1998: Falco, Austrian musician who had a huge hit song with "Rock Me Amadeus" in 1986, dies in a car accident at 40.
Anyone who listened to '80s pop music no doubt recalls the song that made Falco the only native German speaker ever to hit No. 1 on the U.S. charts: "Rock Me Amadeus." Inspired by the 1984 movie "Amadeus," the single was a massive hit in spring 1986, spawning tributes, parodies, and claims that Falco was a one-hit wonder (though considering the top-20 performance of his follow-up "Vienna Calling," he was at least a two-hit wonder). With its synthesized sounds, unusual subject, and eclectic blend of German and English, "Rock Me Amadeus" exemplifies the weird 1980s. Read more
1998: Carl Wilson, U.S. rock musician and one of the founders of the Hall of Fame rock group the Beach Boys, dies of lung cancer at 51.
You'll hear Carl Wilson at the forefront of Beach Boys hits such as "Good Vibrations," "Darlin," "Wild Honey," and the song that he always stood to sing, even near the end of his life when lung cancer kept him confined to a stool for the rest of a concert. That hit was "God Only Knows." Wilson once described the joy he got from singing it: "I was honored to be able to sing that one. It is so beautifully written, it sings itself. Brian said something like, 'Don't do anything with it. Just sing it real straight. No effort. Take in a breath. Let it go real easy.' I was really grateful to be the one to sing that song. I felt extremely lucky." Read more

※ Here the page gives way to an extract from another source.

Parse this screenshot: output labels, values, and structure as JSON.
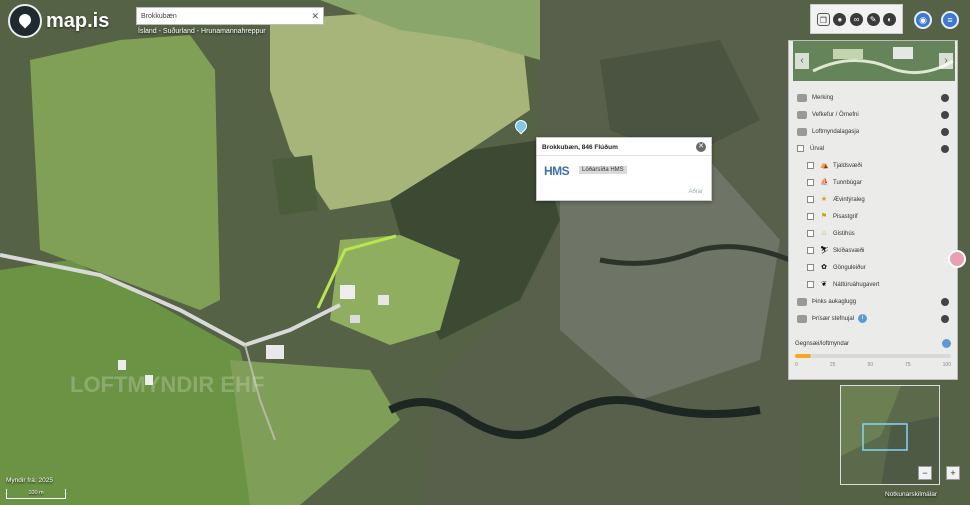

1996: Guy Madison, U.S. actor who starred on the TV series "The Adventures of Wild Bill Hickok," dies at 74.
1994: Joseph Cotten, U.S. actor who appeared in such movies as "Citizen Kane," dies at 88.
1994: Jack Kirby, U.S. comic book artist who co-created Captain America and the Hulk, dies at 76.
1993: Arthur Ashe, U.S. tennis star who won three grand slam titles and was then the captain of the U.S. Davis Cup team, dies of AIDS at 49.
For most of us, legacy has more to do with how we live rather than how we die. A great athlete and trailblazer like Arthur Ashe should be remembered for his amazing achievements and accomplishments during his lifetime, not just for his final year battling AIDS and its accompanying stigma. Read more
1992: Wayde Preston, U.S. actor who had a lead role on the TV series "Colt .45," dies at 62.
1991: Danny Thomas, U.S. actor and comedian who had a long career and is known for the TV series "Make Room for Daddy" and for founding the St. Jude Children's Research Hospital, dies of heart failure at 79.
1990: Jimmy Van Heusen, U.S. composer who co-wrote "Call Me Irresponsible" and who won four Academy awards for best original song, dies at 77.
1976: Vince Guaraldi, U.S. jazz pianist and composer well-known for composing the music for the Charlie Brown TV specials, dies of a heart attack at 47.
If you know the name Vince Guaraldi, you probably associate it with one iconic piece of music. The jazz pianist – with his Vince Guaraldi Trio – composed and performed the theme song for the Charlie Brown animated specials based on the Charles M. Schulz comic strip. The song is a classic, one that brings to mind the whole gang and, especially, Snoopy's exuberant dancing. Read more
1970: Roscoe Karns, U.S. actor who appeared in more than 150 films, dies at 78.
1960: Jesse Belvin, U.S. rhythm and blues singer who had a hit song with "Goodnight My Love," dies in a car accident at 27.
1918: Gustav Klimt, Austrian artist who was a prominent symbolist painter known for his painting "The Kiss," dies at 55.